In last week’s U.S. Democratic presidential debate, moderator Brian Williams of the NBC Nightly News put his question this way to Senator Hillary Clinton: “Citigroup and Merrill Lynch have both gone overseas, as some put it, hat in hand, looking for $20 billion in investment to stay afloat.” He noted the potential saviors included Saudi Prince Alwaleed bin Talal, whose money former New York Mayor Rudolph Giuliani turned down after Sept. 11. “Does this strike you as fundamentally wrong, that much foreign ownership of American flagship brands?” he asked.
In his follow-up question to John Edwards he noted that one of those bailing out U.S. banks was the Kuwaiti government, “afloat itself today, as you know, thanks to the blood, sweat and tears of American soldiers.” It was as if he were suggesting Kuwait, in return for U.S. intervention that rescued the country from Saddam Hussein in 1991, should invest somewhere other than America.
The three candidates explained that SWF growth resulted from high energy prices and Asian trade surpluses, but then dodged any helpful ideas for dealing with the results.
What they should have said was:

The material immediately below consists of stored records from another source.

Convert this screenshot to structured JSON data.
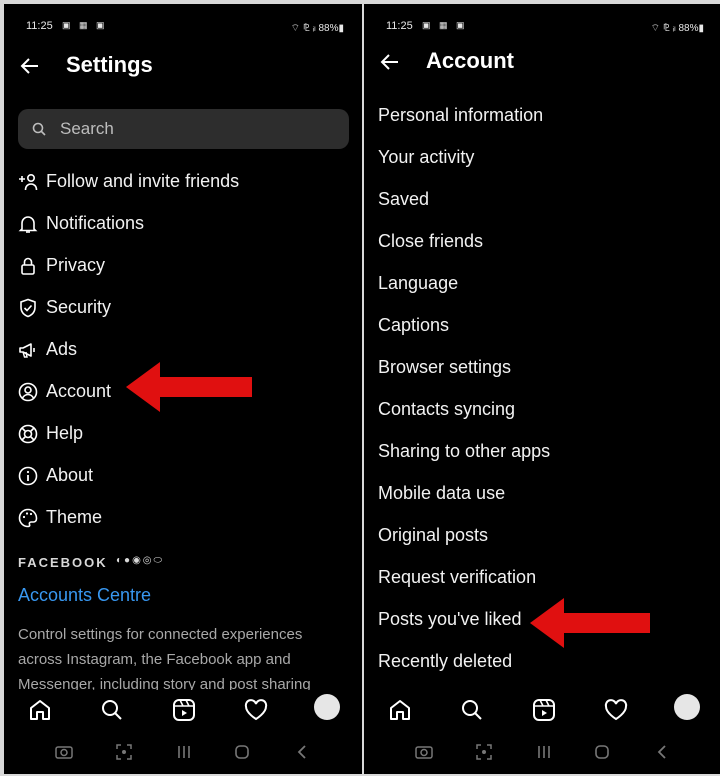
{
  "status": {
    "time": "11:25",
    "icons": "▣ ▦ ▣",
    "right": "⌔ ⅊ ᵢₗ 88%▮"
  },
  "left": {
    "title": "Settings",
    "search_placeholder": "Search",
    "menu": [
      {
        "label": "Follow and invite friends",
        "icon": "add-person-icon"
      },
      {
        "label": "Notifications",
        "icon": "bell-icon"
      },
      {
        "label": "Privacy",
        "icon": "lock-icon"
      },
      {
        "label": "Security",
        "icon": "shield-icon"
      },
      {
        "label": "Ads",
        "icon": "megaphone-icon"
      },
      {
        "label": "Account",
        "icon": "account-circle-icon"
      },
      {
        "label": "Help",
        "icon": "lifebuoy-icon"
      },
      {
        "label": "About",
        "icon": "info-icon"
      },
      {
        "label": "Theme",
        "icon": "palette-icon"
      }
    ],
    "facebook_header": "FACEBOOK",
    "facebook_icons": "◐●◉◎⬭",
    "accounts_centre": "Accounts Centre",
    "description": "Control settings for connected experiences across Instagram, the Facebook app and Messenger, including story and post sharing"
  },
  "right": {
    "title": "Account",
    "items": [
      "Personal information",
      "Your activity",
      "Saved",
      "Close friends",
      "Language",
      "Captions",
      "Browser settings",
      "Contacts syncing",
      "Sharing to other apps",
      "Mobile data use",
      "Original posts",
      "Request verification",
      "Posts you've liked",
      "Recently deleted"
    ]
  },
  "tabbar": [
    "home-icon",
    "search-icon",
    "reels-icon",
    "heart-icon",
    "profile-avatar"
  ],
  "colors": {
    "background": "#000000",
    "link": "#3897f0",
    "arrow": "#e01010",
    "search_bg": "#2d2d2d"
  }
}
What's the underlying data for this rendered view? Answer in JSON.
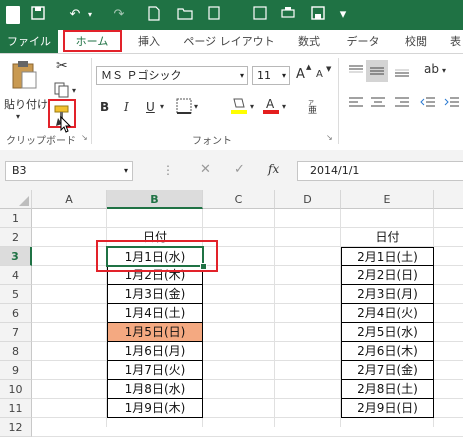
{
  "app": {
    "logo_letter": "X",
    "accent_color": "#1f7244"
  },
  "tabs": {
    "file": "ファイル",
    "home": "ホーム",
    "insert": "挿入",
    "page_layout": "ページ レイアウト",
    "formulas": "数式",
    "data": "データ",
    "review": "校閲",
    "more": "表"
  },
  "ribbon": {
    "paste_label": "貼り付け",
    "clipboard_group": "クリップボード",
    "font_group": "フォント",
    "font_name": "ＭＳ Ｐゴシック",
    "font_size": "11",
    "bold": "B",
    "italic": "I",
    "underline": "U",
    "increase_font": "A",
    "decrease_font": "A",
    "fill_color": "#ffff00",
    "font_color": "#e41e1e"
  },
  "formula_bar": {
    "name_box": "B3",
    "fx": "fx",
    "formula": "2014/1/1"
  },
  "grid": {
    "columns": [
      "A",
      "B",
      "C",
      "D",
      "E"
    ],
    "rows": [
      "1",
      "2",
      "3",
      "4",
      "5",
      "6",
      "7",
      "8",
      "9",
      "10",
      "11",
      "12"
    ],
    "header_b": "日付",
    "header_e": "日付",
    "col_b": [
      "1月1日(水)",
      "1月2日(木)",
      "1月3日(金)",
      "1月4日(土)",
      "1月5日(日)",
      "1月6日(月)",
      "1月7日(火)",
      "1月8日(水)",
      "1月9日(木)"
    ],
    "col_e": [
      "2月1日(土)",
      "2月2日(日)",
      "2月3日(月)",
      "2月4日(火)",
      "2月5日(水)",
      "2月6日(木)",
      "2月7日(金)",
      "2月8日(土)",
      "2月9日(日)"
    ],
    "highlight_color": "#f4a981"
  }
}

— Our economic problems will multiply without foreign investment and our continued openness toward it. International purchases of Treasuries not only help finance our national debt, but foreign-owned businesses employ some 5 percent of the U.S. workforce and account for almost 6 percent of output, 20 percent of U.S. exports, and 10 percent of all U.S. investment in plant and equipment. Beyond that, overseas companies pay wages 30 percent higher on average than their U.S. counterparts.
— SWFs are another sign of the dramatic structural shift sweeping the global economy that we can shape but not reverse. The U.S. share of world output will continue to decline, as will its portion of annual global growth. And that’s for the best as billions of people embrace capitalism and global markets. If we can keep attracting foreign capital and access global markets, we’ll continue to lead.
— We still must press for global policy responses to avoid abuse. Unilateral action won’t work, whether by us or our European friends. We should push for voluntary multilateral agreements that already are in the works.
For countries receiving foreign government-controlled investment, the Organization for Economic Cooperation and Development is working to codify best practices that would keep the West’s investment regimes open while treating all investors equally.
The International Monetary Fund, with help from the World Bank, is drafting a best practices regimen for SWFs that would increase transparency, accountability and public disclosure. “Even long-standing SWFs are aware that the increase in the number and size of these funds has, rightly or wrongly, raised reputational issues for them,” Kimmitt says.
It’s a simple deal, really: The West resists protectionist temptations and the new SWFs resist political ones. Executing it will be the hard part, and U.S. presidential politics probably won’t help.
Frederick Kempe is president and CEO of the Atlantic Council. Originally published 22 January 2008 by Bloomberg News. Reprinted with permission.